A small metal sphere, carrying a net charge of q

_{1}= -2.90 μC , is held in a stationary position by insulating supports. A second small metal sphere, with a net charge of q

_{2}= -7.20 μC and mass 1.70g , is projected toward q

_{1}. When the two spheres are 0.800 m apart, q

_{2}is moving toward q

_{1}with speed 22.0 m/s as in figure 1. Assume that the two spheres can be treated as point charges. You can ignore the force of gravity.

I have attached an image of the question

## Homework Equations

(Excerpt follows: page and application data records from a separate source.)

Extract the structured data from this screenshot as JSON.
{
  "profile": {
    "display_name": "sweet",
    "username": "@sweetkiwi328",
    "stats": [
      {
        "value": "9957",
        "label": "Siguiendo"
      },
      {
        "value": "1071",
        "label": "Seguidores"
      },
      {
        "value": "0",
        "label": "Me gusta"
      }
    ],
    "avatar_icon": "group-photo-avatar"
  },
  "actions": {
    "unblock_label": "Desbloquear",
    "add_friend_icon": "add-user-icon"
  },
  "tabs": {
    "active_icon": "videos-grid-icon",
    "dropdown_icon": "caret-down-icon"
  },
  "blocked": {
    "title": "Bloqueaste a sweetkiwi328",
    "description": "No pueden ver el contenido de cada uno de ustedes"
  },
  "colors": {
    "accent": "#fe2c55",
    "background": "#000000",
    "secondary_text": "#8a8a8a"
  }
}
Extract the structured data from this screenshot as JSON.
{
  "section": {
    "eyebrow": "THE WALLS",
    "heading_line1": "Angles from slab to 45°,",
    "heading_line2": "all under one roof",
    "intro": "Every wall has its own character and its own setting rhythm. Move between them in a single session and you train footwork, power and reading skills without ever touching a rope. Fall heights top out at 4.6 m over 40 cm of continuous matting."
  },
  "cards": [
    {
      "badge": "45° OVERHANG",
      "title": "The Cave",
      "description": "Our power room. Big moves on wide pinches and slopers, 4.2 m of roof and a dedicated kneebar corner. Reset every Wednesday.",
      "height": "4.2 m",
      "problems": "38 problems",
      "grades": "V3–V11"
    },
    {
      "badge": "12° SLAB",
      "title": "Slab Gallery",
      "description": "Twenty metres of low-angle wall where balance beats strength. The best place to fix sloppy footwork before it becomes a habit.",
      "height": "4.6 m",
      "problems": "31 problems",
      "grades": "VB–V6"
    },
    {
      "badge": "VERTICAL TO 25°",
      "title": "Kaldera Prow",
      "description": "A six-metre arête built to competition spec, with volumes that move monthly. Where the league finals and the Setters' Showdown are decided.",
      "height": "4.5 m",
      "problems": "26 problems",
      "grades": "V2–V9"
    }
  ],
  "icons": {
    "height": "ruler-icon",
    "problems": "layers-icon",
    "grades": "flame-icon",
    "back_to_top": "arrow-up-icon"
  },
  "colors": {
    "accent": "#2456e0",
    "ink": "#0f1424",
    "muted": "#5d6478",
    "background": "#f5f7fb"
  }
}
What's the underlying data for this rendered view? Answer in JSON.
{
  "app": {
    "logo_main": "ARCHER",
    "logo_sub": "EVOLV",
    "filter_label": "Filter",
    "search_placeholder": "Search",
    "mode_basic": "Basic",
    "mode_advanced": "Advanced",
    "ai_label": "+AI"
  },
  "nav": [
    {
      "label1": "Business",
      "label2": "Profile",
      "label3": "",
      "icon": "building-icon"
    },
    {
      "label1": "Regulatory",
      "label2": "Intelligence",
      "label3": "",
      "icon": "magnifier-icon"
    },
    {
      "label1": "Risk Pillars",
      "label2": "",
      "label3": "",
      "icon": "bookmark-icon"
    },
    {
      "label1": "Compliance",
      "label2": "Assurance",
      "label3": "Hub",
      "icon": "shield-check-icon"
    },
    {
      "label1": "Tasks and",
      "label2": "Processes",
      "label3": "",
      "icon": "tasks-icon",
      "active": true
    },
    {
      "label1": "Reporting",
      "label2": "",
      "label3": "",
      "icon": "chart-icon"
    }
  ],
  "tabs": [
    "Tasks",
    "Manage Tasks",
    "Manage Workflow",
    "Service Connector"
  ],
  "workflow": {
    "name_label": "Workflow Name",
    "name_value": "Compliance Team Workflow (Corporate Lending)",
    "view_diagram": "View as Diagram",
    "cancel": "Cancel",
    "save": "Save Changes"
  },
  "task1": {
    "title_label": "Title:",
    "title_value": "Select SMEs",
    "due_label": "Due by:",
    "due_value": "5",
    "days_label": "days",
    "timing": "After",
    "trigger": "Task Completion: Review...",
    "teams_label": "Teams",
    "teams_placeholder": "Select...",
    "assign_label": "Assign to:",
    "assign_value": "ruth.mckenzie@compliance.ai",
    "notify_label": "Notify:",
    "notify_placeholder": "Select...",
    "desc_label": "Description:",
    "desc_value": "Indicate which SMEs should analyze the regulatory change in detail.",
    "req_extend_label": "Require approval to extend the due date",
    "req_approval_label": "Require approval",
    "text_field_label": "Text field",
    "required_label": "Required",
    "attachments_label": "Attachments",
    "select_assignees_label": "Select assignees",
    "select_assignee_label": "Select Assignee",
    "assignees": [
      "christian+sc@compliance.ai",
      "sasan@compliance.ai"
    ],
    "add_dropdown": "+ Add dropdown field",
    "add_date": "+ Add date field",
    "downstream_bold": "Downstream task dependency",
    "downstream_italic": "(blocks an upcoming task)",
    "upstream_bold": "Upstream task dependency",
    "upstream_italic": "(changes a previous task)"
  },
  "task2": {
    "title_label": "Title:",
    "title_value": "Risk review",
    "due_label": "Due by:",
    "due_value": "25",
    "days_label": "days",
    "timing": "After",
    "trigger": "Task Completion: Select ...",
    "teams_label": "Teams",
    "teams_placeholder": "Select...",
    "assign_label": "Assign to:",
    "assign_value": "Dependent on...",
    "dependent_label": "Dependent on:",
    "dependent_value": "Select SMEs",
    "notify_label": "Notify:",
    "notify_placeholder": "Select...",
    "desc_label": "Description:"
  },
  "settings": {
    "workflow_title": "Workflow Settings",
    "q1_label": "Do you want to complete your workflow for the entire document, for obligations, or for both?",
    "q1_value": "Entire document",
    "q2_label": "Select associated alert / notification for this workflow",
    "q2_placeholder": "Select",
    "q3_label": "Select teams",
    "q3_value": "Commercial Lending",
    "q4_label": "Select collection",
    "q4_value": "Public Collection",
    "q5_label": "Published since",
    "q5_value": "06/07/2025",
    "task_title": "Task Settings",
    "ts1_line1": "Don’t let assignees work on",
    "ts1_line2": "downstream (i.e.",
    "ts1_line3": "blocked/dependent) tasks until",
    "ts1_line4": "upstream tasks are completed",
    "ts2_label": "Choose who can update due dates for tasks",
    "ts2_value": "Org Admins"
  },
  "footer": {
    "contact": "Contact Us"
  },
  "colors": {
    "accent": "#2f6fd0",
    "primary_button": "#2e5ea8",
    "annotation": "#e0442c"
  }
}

1/2mv^2 = kinetic energy

u = kq

_{1}q

_{2}/r

## The Attempt at a Solution

As my attached image shows, I have gotten the correct answer fort his question but I'm not sure how I did it.

So I began by calculating the electric potential energy (U) when q

_{2}was 0.43m away from q

_{1}.

U

_{0.43m}= k(-2.90x10^-6 C)(-7.2x10^-6 C)/(0.43m)

U

_{0.43m}= 0.437 J

My question at this point is why can I not just plug in my value for U

_{0.43m}(0.437 J) into the kinetic energy formula?

If I do this I get:

0.437 J = 1/2(1.70/1000)(v^2)

v = 22.67 m/s

Which, I'll admit, does not make sense because this says that the velocity of q

_{2}has increased when it should decrease because q

_{1}and q

_{2}have same charges, thus they should repel each other, thereby slowing down q

_{2}.

I then calculated the electric potential energy (U) when q

_{2}is 0.8 m from q

_{1}:

U

_{0.8m}= k(-2.90x10^-6 C)(-7.20x10^-6 C)/(0.800m)

U

_{0.8m}= -.2349 J

I then subtracted U

_{0.800m }from U

_{0.43m}

= 0.437 J - 0.2349J

= 0.2026 J

I then plugged this ΔU into the kinetic energy formula

1/2mv^2 = 0.2026J

v = 15.7 m/s

Why was it necessary to find the electric potential energy of the two distances?